Cities across the globe face unprecedented challenges as a result of ever-increasing pressure from climate change, migration, ageing populations and resource shortages. In order to guarantee a sustainable global future, these issues demand radical new approaches to how we govern our cities.
Providing new research and thinking about cities, their governance and innovative models of planning reform, this timely and important book compares the UK with an array of international examples to examine cutting-edge experimentation and innovation in new models of governance and urban policy.
The flagship text of the Urban Policy, Planning and Built Environment series, this broad but accessible volume is ideal for students and provides an authoritative single point of reference for teaching.
The notion, and practice, of devolving power to communities is now widespread, and since 2010 has been a particularly important element of the reforms to urban governance instituted by successive UK Governments. There has been a great deal of entirely justifiable scepticism about this, but recent evidence suggests that there may be scope for some of the reforms, specifically new “Neighbourhood Plans”, to play a progressive and emancipatory role in cities. This chapter reviews the contested history of governance at the community scale, considering both the formal devolution of power and more radical community-led approaches. It contrasts a predominantly top-down approach in England with seemingly more genuine attempts at devolution elsewhere, and introduces empirical data on Neighbourhood Plans in urban areas.
This chapter summarises and synthesises the preceding chapters, discussing a series of themes which have emerged. The first is the interaction between the levels of devolution which have been the focus of each chapter, reflecting upon overlaps between them and cumulative impacts of changes to different levels of governance. The second is that Brexit has dominated UK governance to an unhealthy degree, casting a long shadow over other issues, including localism. The third is the impact of ‘austerity’ and the reductions in central and local state spending consequent on it, and the fourth follows – that poorer people are consistently losing out from every round and type of reform. Our conclusion is, therefore, that localism as it has been instantiated in the UK has overall been a regressive force, but that this need not necessarily be the case – whilst we identify few lessons for other places, there is scope to work within and around formal governance frameworks to have a more positive impact.
This chapter considers the pressures and drivers for change facing cities all over the world, specifically in England, and identify the range of governance approaches adopted to confront them. It situates the discussion in the subsequent chapters within wider frameworks of urban governance, including the theoretical and analytical tools which can be used to explore governance practices.
This chapter considers how the different nations within the UK are approaching issues of city governance. This includes an exploration of how the UK Government, responsible for England, has changed its regime funding and policy for cities; and how the devolved administrations of Wales, Scotland and Northern Ireland are proceeding in different or similar ways.
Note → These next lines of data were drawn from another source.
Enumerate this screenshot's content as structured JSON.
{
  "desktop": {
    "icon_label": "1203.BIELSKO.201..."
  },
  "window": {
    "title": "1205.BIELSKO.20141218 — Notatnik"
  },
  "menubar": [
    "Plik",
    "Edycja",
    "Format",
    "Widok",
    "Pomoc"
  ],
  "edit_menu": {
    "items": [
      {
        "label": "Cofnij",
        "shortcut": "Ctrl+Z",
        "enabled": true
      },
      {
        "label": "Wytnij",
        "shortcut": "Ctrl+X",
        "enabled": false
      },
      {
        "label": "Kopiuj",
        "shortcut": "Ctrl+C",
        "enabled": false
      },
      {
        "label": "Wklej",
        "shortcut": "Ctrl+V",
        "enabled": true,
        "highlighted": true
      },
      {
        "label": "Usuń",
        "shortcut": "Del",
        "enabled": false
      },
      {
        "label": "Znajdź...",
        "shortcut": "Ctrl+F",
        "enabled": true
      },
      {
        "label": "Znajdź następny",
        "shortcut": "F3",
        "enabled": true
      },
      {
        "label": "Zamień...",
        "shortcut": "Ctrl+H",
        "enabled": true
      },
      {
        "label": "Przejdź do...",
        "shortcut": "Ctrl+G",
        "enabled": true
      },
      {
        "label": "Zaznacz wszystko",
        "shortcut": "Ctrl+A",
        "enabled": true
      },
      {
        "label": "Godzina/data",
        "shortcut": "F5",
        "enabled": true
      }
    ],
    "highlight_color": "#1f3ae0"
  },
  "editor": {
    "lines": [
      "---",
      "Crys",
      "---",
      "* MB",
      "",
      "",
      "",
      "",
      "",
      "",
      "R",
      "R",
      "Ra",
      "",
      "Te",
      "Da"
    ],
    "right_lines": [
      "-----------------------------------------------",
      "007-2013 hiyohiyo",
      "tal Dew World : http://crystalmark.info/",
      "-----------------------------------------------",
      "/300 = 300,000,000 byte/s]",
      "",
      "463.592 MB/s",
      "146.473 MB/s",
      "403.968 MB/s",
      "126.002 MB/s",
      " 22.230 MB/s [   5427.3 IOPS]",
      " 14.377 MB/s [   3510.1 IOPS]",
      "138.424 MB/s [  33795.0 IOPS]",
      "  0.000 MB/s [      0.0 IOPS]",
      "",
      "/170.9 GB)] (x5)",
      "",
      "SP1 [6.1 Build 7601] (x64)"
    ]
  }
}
This chapter examines England’s sub-national policy architecture and the ways in which successive governments have attempted to address the ‘growth gap’ between London and the rest of the UK. Following a discussion of previous initiatives such as the Northern Way, the chapter considers recent developments at the regional scale including the Northern Powerhouse, Midlands Engine and recent developments in the South West. This centres on a discussion about how cities which have been long-standing competitors can collaborate and, learning from other large scale urban agglomerations, who the key actors are to make this happen.
This chapter charts the demise of the regional agenda and the shift towards city-regional thinking which has underpinned much of the recent devolution agenda. Considering the similarities to the metropolitan architecture of the 70s and 80s, this discusses the emergence of Local Enterprise Partnerships through to Combined Authorities. This sets the scene for a broader discussion of the Devolution Deals being agreed at the city region level. In doing so, the chapter takes a broader look at how city regions function and, in particular, how districts can cooperate towards collective goals. This draws down recent examples from the emerging devolution deals, including how new metro-mayors are exercising their powers within their city regions, as well as lessons that can be learnt from the now nearly 20-year-old London Mayoral post.
Some have argued that reforms to urban governance in the UK in recent years have “hollowed out” the local level, emphasising the levels “above” and “below” it. This reflects a broader perceived loss of focus on cities themselves, but a great deal of power and responsibility still remains at the local authority level. This chapter considers how local government autonomy has changed in recent years, within the context of a broader history of local government in the UK. It then reflects upon the “entrepreneurial turn” in local government, for some a consequence of reduced funding for local authorities, and considers recent evidence of a return to “municipal socialism” in England and beyond.